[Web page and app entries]
*** Block opens ***

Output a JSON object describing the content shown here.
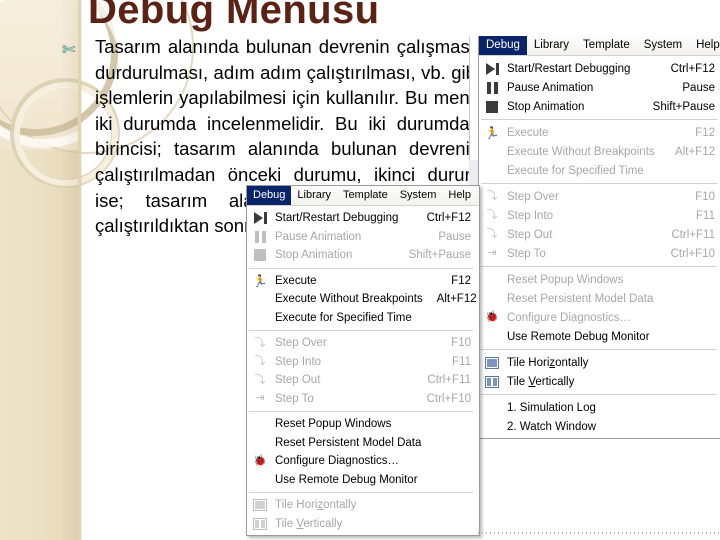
{
  "slide": {
    "title": "Debug Menüsü",
    "bullet_glyph": "✄",
    "body": "Tasarım alanında bulunan devrenin çalışması, durdurulması, adım adım çalıştırılması, vb. gibi işlemlerin yapılabilmesi için kullanılır. Bu menü iki durumda incelenmelidir. Bu iki durumdan birincisi; tasarım alanında bulunan devrenin çalıştırılmadan önceki durumu, ikinci durum ise; tasarım alanında bulunan devrenin çalıştırıldıktan sonraki durumudur.",
    "colors": {
      "title": "#5b2316",
      "sidebar": "#ece0c3",
      "bullet": "#2e8b84",
      "menu_highlight": "#0a246a"
    }
  },
  "menu_bar": {
    "items": [
      {
        "label": "Debug",
        "active": true
      },
      {
        "label": "Library",
        "active": false
      },
      {
        "label": "Template",
        "active": false
      },
      {
        "label": "System",
        "active": false
      },
      {
        "label": "Help",
        "active": false
      }
    ]
  },
  "menu_back": {
    "name": "debug-menu-running-state",
    "items": [
      {
        "label": "Start/Restart Debugging",
        "accel": "Ctrl+F12",
        "enabled": true,
        "icon": "play-icon"
      },
      {
        "label": "Pause Animation",
        "accel": "Pause",
        "enabled": true,
        "icon": "pause-icon"
      },
      {
        "label": "Stop Animation",
        "accel": "Shift+Pause",
        "enabled": true,
        "icon": "stop-icon"
      },
      {
        "separator": true
      },
      {
        "label": "Execute",
        "accel": "F12",
        "enabled": false,
        "icon": "run-icon"
      },
      {
        "label": "Execute Without Breakpoints",
        "accel": "Alt+F12",
        "enabled": false,
        "icon": ""
      },
      {
        "label": "Execute for Specified Time",
        "accel": "",
        "enabled": false,
        "icon": ""
      },
      {
        "separator": true
      },
      {
        "label": "Step Over",
        "accel": "F10",
        "enabled": false,
        "icon": "step-over-icon"
      },
      {
        "label": "Step Into",
        "accel": "F11",
        "enabled": false,
        "icon": "step-into-icon"
      },
      {
        "label": "Step Out",
        "accel": "Ctrl+F11",
        "enabled": false,
        "icon": "step-out-icon"
      },
      {
        "label": "Step To",
        "accel": "Ctrl+F10",
        "enabled": false,
        "icon": "step-to-icon"
      },
      {
        "separator": true
      },
      {
        "label": "Reset Popup Windows",
        "accel": "",
        "enabled": false,
        "icon": ""
      },
      {
        "label": "Reset Persistent Model Data",
        "accel": "",
        "enabled": false,
        "icon": ""
      },
      {
        "label": "Configure Diagnostics…",
        "accel": "",
        "enabled": false,
        "icon": "bug-icon"
      },
      {
        "label": "Use Remote Debug Monitor",
        "accel": "",
        "enabled": true,
        "icon": ""
      },
      {
        "separator": true
      },
      {
        "label": "Tile Horizontally",
        "accel": "",
        "enabled": true,
        "icon": "tile-horizontal-icon",
        "accel_key": "z"
      },
      {
        "label": "Tile Vertically",
        "accel": "",
        "enabled": true,
        "icon": "tile-vertical-icon",
        "accel_key": "V"
      },
      {
        "separator": true
      },
      {
        "label": "1. Simulation Log",
        "accel": "",
        "enabled": true,
        "icon": ""
      },
      {
        "label": "2. Watch Window",
        "accel": "",
        "enabled": true,
        "icon": ""
      }
    ]
  },
  "menu_front": {
    "name": "debug-menu-stopped-state",
    "items": [
      {
        "label": "Start/Restart Debugging",
        "accel": "Ctrl+F12",
        "enabled": true,
        "icon": "play-icon"
      },
      {
        "label": "Pause Animation",
        "accel": "Pause",
        "enabled": false,
        "icon": "pause-icon"
      },
      {
        "label": "Stop Animation",
        "accel": "Shift+Pause",
        "enabled": false,
        "icon": "stop-icon"
      },
      {
        "separator": true
      },
      {
        "label": "Execute",
        "accel": "F12",
        "enabled": true,
        "icon": "run-icon"
      },
      {
        "label": "Execute Without Breakpoints",
        "accel": "Alt+F12",
        "enabled": true,
        "icon": ""
      },
      {
        "label": "Execute for Specified Time",
        "accel": "",
        "enabled": true,
        "icon": ""
      },
      {
        "separator": true
      },
      {
        "label": "Step Over",
        "accel": "F10",
        "enabled": false,
        "icon": "step-over-icon"
      },
      {
        "label": "Step Into",
        "accel": "F11",
        "enabled": false,
        "icon": "step-into-icon"
      },
      {
        "label": "Step Out",
        "accel": "Ctrl+F11",
        "enabled": false,
        "icon": "step-out-icon"
      },
      {
        "label": "Step To",
        "accel": "Ctrl+F10",
        "enabled": false,
        "icon": "step-to-icon"
      },
      {
        "separator": true
      },
      {
        "label": "Reset Popup Windows",
        "accel": "",
        "enabled": true,
        "icon": ""
      },
      {
        "label": "Reset Persistent Model Data",
        "accel": "",
        "enabled": true,
        "icon": ""
      },
      {
        "label": "Configure Diagnostics…",
        "accel": "",
        "enabled": true,
        "icon": "bug-icon"
      },
      {
        "label": "Use Remote Debug Monitor",
        "accel": "",
        "enabled": true,
        "icon": ""
      },
      {
        "separator": true
      },
      {
        "label": "Tile Horizontally",
        "accel": "",
        "enabled": false,
        "icon": "tile-horizontal-icon",
        "accel_key": "z"
      },
      {
        "label": "Tile Vertically",
        "accel": "",
        "enabled": false,
        "icon": "tile-vertical-icon",
        "accel_key": "V"
      }
    ]
  }
}
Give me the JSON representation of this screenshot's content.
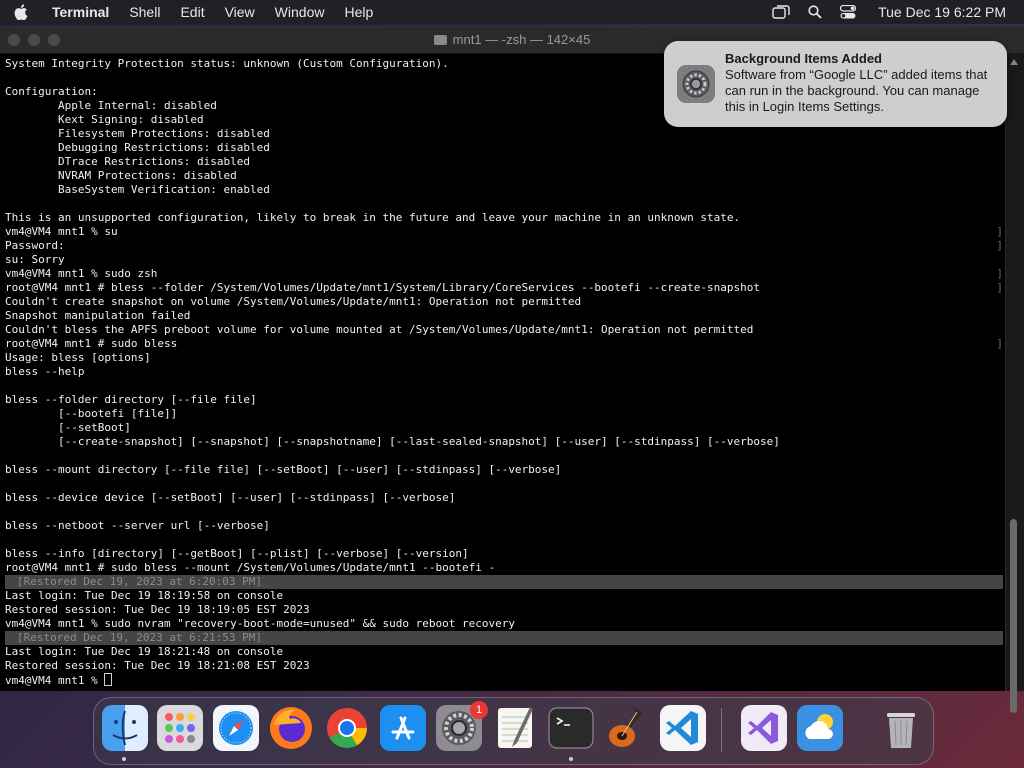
{
  "menubar": {
    "app_name": "Terminal",
    "items": [
      "Shell",
      "Edit",
      "View",
      "Window",
      "Help"
    ],
    "clock": "Tue Dec 19  6:22 PM",
    "icons": [
      "apple-icon",
      "window-mirror-icon",
      "search-icon",
      "control-center-icon"
    ]
  },
  "window": {
    "title": "mnt1 — -zsh — 142×45"
  },
  "terminal": {
    "lines": [
      {
        "text": "System Integrity Protection status: unknown (Custom Configuration).",
        "type": "normal"
      },
      {
        "text": "",
        "type": "normal"
      },
      {
        "text": "Configuration:",
        "type": "normal"
      },
      {
        "text": "        Apple Internal: disabled",
        "type": "normal"
      },
      {
        "text": "        Kext Signing: disabled",
        "type": "normal"
      },
      {
        "text": "        Filesystem Protections: disabled",
        "type": "normal"
      },
      {
        "text": "        Debugging Restrictions: disabled",
        "type": "normal"
      },
      {
        "text": "        DTrace Restrictions: disabled",
        "type": "normal"
      },
      {
        "text": "        NVRAM Protections: disabled",
        "type": "normal"
      },
      {
        "text": "        BaseSystem Verification: enabled",
        "type": "normal"
      },
      {
        "text": "",
        "type": "normal"
      },
      {
        "text": "This is an unsupported configuration, likely to break in the future and leave your machine in an unknown state.",
        "type": "normal"
      },
      {
        "text": "vm4@VM4 mnt1 % su",
        "type": "marked"
      },
      {
        "text": "Password:",
        "type": "marked"
      },
      {
        "text": "su: Sorry",
        "type": "normal"
      },
      {
        "text": "vm4@VM4 mnt1 % sudo zsh",
        "type": "marked"
      },
      {
        "text": "root@VM4 mnt1 # bless --folder /System/Volumes/Update/mnt1/System/Library/CoreServices --bootefi --create-snapshot",
        "type": "marked"
      },
      {
        "text": "Couldn't create snapshot on volume /System/Volumes/Update/mnt1: Operation not permitted",
        "type": "normal"
      },
      {
        "text": "Snapshot manipulation failed",
        "type": "normal"
      },
      {
        "text": "Couldn't bless the APFS preboot volume for volume mounted at /System/Volumes/Update/mnt1: Operation not permitted",
        "type": "normal"
      },
      {
        "text": "root@VM4 mnt1 # sudo bless",
        "type": "marked"
      },
      {
        "text": "Usage: bless [options]",
        "type": "normal"
      },
      {
        "text": "bless --help",
        "type": "normal"
      },
      {
        "text": "",
        "type": "normal"
      },
      {
        "text": "bless --folder directory [--file file]",
        "type": "normal"
      },
      {
        "text": "        [--bootefi [file]]",
        "type": "normal"
      },
      {
        "text": "        [--setBoot]",
        "type": "normal"
      },
      {
        "text": "        [--create-snapshot] [--snapshot] [--snapshotname] [--last-sealed-snapshot] [--user] [--stdinpass] [--verbose]",
        "type": "normal"
      },
      {
        "text": "",
        "type": "normal"
      },
      {
        "text": "bless --mount directory [--file file] [--setBoot] [--user] [--stdinpass] [--verbose]",
        "type": "normal"
      },
      {
        "text": "",
        "type": "normal"
      },
      {
        "text": "bless --device device [--setBoot] [--user] [--stdinpass] [--verbose]",
        "type": "normal"
      },
      {
        "text": "",
        "type": "normal"
      },
      {
        "text": "bless --netboot --server url [--verbose]",
        "type": "normal"
      },
      {
        "text": "",
        "type": "normal"
      },
      {
        "text": "bless --info [directory] [--getBoot] [--plist] [--verbose] [--version]",
        "type": "normal"
      },
      {
        "text": "root@VM4 mnt1 # sudo bless --mount /System/Volumes/Update/mnt1 --bootefi -",
        "type": "normal"
      },
      {
        "text": "[Restored Dec 19, 2023 at 6:20:03 PM]",
        "type": "restored"
      },
      {
        "text": "Last login: Tue Dec 19 18:19:58 on console",
        "type": "normal"
      },
      {
        "text": "Restored session: Tue Dec 19 18:19:05 EST 2023",
        "type": "normal"
      },
      {
        "text": "vm4@VM4 mnt1 % sudo nvram \"recovery-boot-mode=unused\" && sudo reboot recovery",
        "type": "normal"
      },
      {
        "text": "[Restored Dec 19, 2023 at 6:21:53 PM]",
        "type": "restored"
      },
      {
        "text": "Last login: Tue Dec 19 18:21:48 on console",
        "type": "normal"
      },
      {
        "text": "Restored session: Tue Dec 19 18:21:08 EST 2023",
        "type": "normal"
      }
    ],
    "prompt": "vm4@VM4 mnt1 % "
  },
  "notification": {
    "title": "Background Items Added",
    "body": "Software from “Google LLC” added items that can run in the background. You can manage this in Login Items Settings.",
    "icon": "system-settings-icon"
  },
  "dock": {
    "items": [
      {
        "name": "finder",
        "color": "#3d8fe8",
        "running": true
      },
      {
        "name": "launchpad",
        "color": "#d8d8dc",
        "running": false
      },
      {
        "name": "safari",
        "color": "#e9eef5",
        "running": false
      },
      {
        "name": "firefox",
        "color": "#5b3ad0",
        "running": false
      },
      {
        "name": "chrome",
        "color": "#e9e9e9",
        "running": false
      },
      {
        "name": "app-store",
        "color": "#1e88f0",
        "running": false
      },
      {
        "name": "system-settings",
        "color": "#8a8a8e",
        "running": false,
        "badge": "1"
      },
      {
        "name": "textedit",
        "color": "#f3f3f0",
        "running": false
      },
      {
        "name": "terminal",
        "color": "#2b2b2b",
        "running": true
      },
      {
        "name": "garageband",
        "color": "#3a2a20",
        "running": false
      },
      {
        "name": "vscode",
        "color": "#f3f3f3",
        "running": false
      },
      {
        "name": "visual-studio",
        "color": "#eee8f8",
        "running": false
      },
      {
        "name": "weather",
        "color": "#3a8ee0",
        "running": false
      },
      {
        "name": "trash",
        "color": "#c8c8cc",
        "running": false
      }
    ]
  }
}
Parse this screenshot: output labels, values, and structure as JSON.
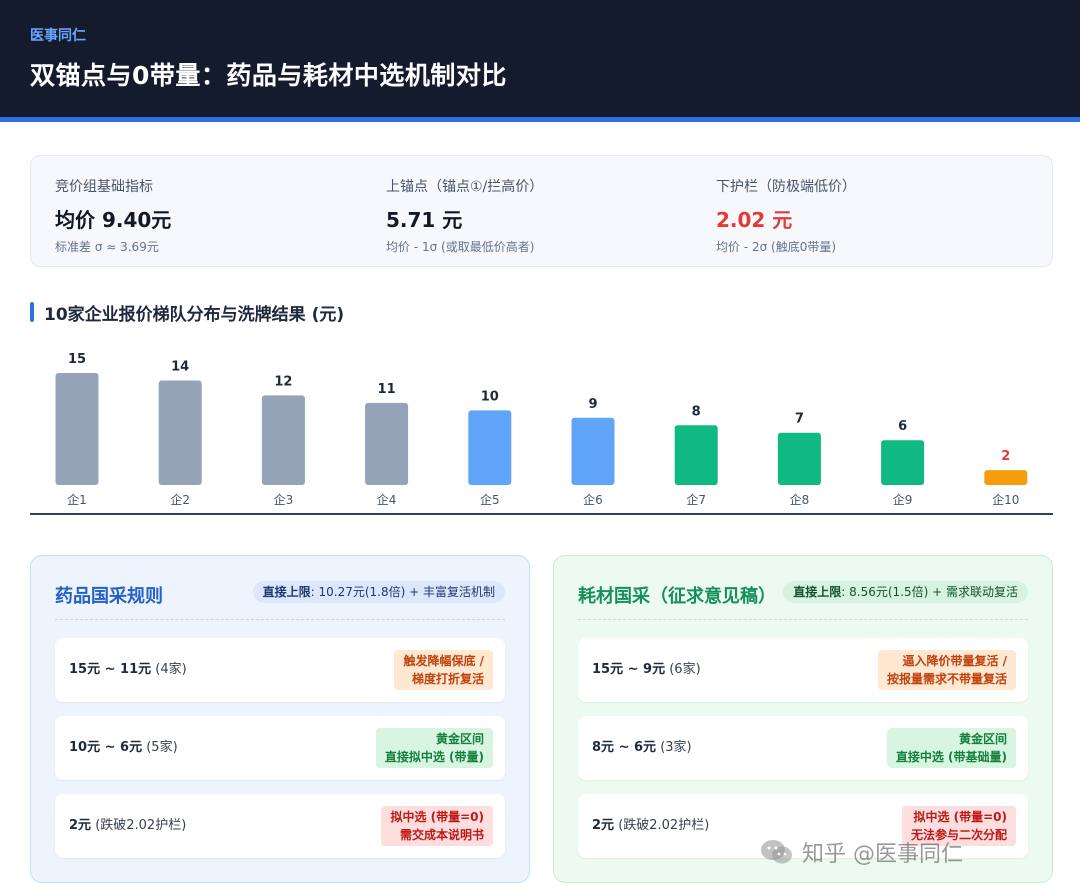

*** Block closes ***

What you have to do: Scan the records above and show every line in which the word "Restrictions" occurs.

Expected answer:
        "text": "        Debugging Restrictions: disabled",
        "text": "        DTrace Restrictions: disabled",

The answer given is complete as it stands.